- In cases where your cat is not willing to be handled easily, it's best to have another person around to help.
- If you don't have access to another person, you can use a big soft towel to make a "kitty burrito." Place the cat on the towel on a raised surface such as a kitchen counter or table. Wrap the towel around the cat so that he can't get his legs out, as demonstrated in the video below.
Insert the Pill Gun
- If you have a helper, have them hold the cat gently on a raised surface such as a table. Otherwise, use the kitty burrito technique to keep your cat from escaping.
- Avoid scruffing the cat as this can make the cat more fearful and lead to more desperate attempts to scratch and get away. Instead, wrap the cat in a towel to restrict their legs and have the second person use gentle pressure to keep the cat in place.
- Make sure you talk gently and calmly to your cat during the whole procedure to keep him from becoming fearful.
- Use one hand to hold the cat's head back with your palm firmly around the top of the cat's head and very slowly and gently move the cat's head back. Have your pill gun ready in the other hand.
- As you move the cat's head back, their reflex will be to open their mouths and you need to pop the pill in with the gun as soon as the mouth opens.
- Make sure you insert the pill gun toward the back of the throat and coming in from the side of the mouth. Press the plunger down all the way until the pill is delivered. You will have to move quickly so it's a good idea to practice using it without a cat first to get used to handling it.
Now, close the cat's mouth, and stroke her throat gently to encourage swallowing. Most cats will lick their nose once they have swallowed. Once she swallows, you should be home free until the next dose is required.
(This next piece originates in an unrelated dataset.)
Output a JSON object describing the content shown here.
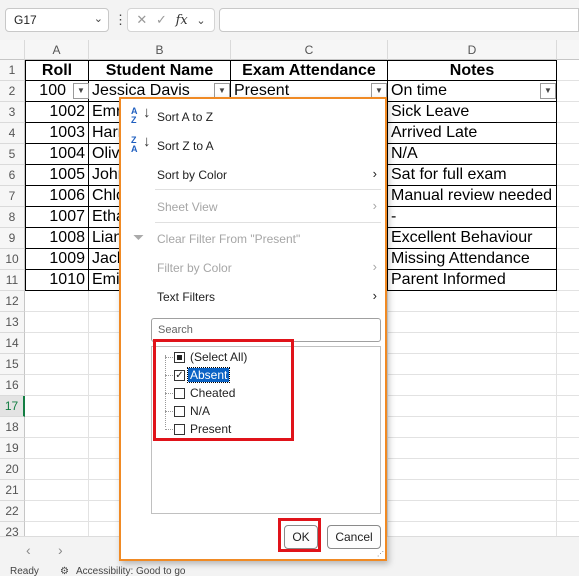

However, watch to make sure she hasn't tucked the pill to the side of her mouth waiting for a chance to spit it out.
Hydrate After Pilling
Some types of pills, particularly dry tablets, can get stuck in the cat's esophagus before eventually making their way down to your cat's stomach. Veterinarians recommend giving your cat water to drink after using a pill gun to help move the pill along in their system. You can also use a syringe or small turkey baster to give the cat water or low-sodium chicken broth.
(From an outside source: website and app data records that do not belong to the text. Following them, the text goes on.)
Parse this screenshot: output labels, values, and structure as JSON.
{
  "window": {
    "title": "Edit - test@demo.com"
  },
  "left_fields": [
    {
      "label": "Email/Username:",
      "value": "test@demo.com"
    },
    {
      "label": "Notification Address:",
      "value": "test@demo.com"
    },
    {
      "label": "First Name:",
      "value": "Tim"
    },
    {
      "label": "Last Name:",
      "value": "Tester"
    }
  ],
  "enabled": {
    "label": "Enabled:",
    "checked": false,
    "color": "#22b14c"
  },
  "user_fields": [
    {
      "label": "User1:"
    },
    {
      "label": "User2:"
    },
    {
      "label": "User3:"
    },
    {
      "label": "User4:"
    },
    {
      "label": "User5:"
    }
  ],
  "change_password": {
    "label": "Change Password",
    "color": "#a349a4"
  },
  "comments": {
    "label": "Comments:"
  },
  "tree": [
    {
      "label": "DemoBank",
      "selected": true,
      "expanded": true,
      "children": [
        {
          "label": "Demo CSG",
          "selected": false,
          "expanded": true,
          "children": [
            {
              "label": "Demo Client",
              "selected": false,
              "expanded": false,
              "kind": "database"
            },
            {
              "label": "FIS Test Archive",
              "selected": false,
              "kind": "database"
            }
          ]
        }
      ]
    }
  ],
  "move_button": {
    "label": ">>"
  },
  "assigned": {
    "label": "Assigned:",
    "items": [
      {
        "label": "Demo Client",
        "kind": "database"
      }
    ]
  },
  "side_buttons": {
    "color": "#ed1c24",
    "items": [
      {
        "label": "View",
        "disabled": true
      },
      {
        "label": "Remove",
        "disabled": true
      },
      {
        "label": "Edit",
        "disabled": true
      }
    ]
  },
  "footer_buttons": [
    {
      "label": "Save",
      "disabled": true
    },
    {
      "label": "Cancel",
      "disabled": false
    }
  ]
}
Getting a Cat Pill Gun
Many veterinary clinics will sell cat pill guns but if your vet doesn't carry them, you can buy them at most pet supply stores. They usually retail for around $7 and can be found on online stores such as Chewy.com and Amazon.com and physical stores such as PetSmart and Petco.
Downsides to the Cat Pill Gun
Because most cats do not enjoy having pills forced down their throats with a foreign object, pill guns are not the best tool for long-term medication of a cat. While they can work for most kinds of pills, they can be harder on the cat's esophagus with hard dry pills compared to softer capsules. They can also make your cat fearful if they've had a bad experience with it and your cat will be harder to restrain and may hide when you bring the pill gun out.
Giving Cats Medicine
For many cat owners, there's little else that's worse than hearing the vet say, "Just give Fluffy one of these pills twice a day for the next two weeks, and it will fix her right up." If you find using a pill gun difficult, you can ask your veterinarian if a vet tech in the clinic would be willing to give you some training. Otherwise, there are other options for giving cats pills.
- You can try to give your cat her medicine by crushing the pill and mixing it with some wet cat food, but cats have a great sense of smell, and actually seem to be able to detect the foreign ingredient in their food.
- Pill Pockets are treats made specifically for placing medication inside and feeding to your cat.
- Ask your veterinarian if it's possible to get the medication in a liquid form.
Never Miss a Dose Again
That's the essential process for using a pill gun to medicate your cat. While Kitty may not appreciate these sessions, they're absolutely necessary for the medication to be effective. Missed doses can result in lost ground when treating an illness, and that's not good for your cat or you.